───── EXERCISE MATERIALS ─────

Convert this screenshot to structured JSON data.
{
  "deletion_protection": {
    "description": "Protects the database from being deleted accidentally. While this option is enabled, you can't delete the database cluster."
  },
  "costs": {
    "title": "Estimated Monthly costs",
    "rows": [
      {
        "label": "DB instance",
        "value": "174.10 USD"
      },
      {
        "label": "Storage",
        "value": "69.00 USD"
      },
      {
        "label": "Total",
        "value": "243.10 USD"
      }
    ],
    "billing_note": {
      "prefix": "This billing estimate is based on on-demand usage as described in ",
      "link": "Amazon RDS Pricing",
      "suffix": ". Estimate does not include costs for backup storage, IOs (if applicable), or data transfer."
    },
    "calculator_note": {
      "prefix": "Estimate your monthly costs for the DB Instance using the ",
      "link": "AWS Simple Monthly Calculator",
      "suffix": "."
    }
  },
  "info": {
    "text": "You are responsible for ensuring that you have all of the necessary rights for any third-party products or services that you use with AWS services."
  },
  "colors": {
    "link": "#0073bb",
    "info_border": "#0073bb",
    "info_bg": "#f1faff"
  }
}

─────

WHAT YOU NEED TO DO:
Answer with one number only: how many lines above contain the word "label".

RESPONSE:
3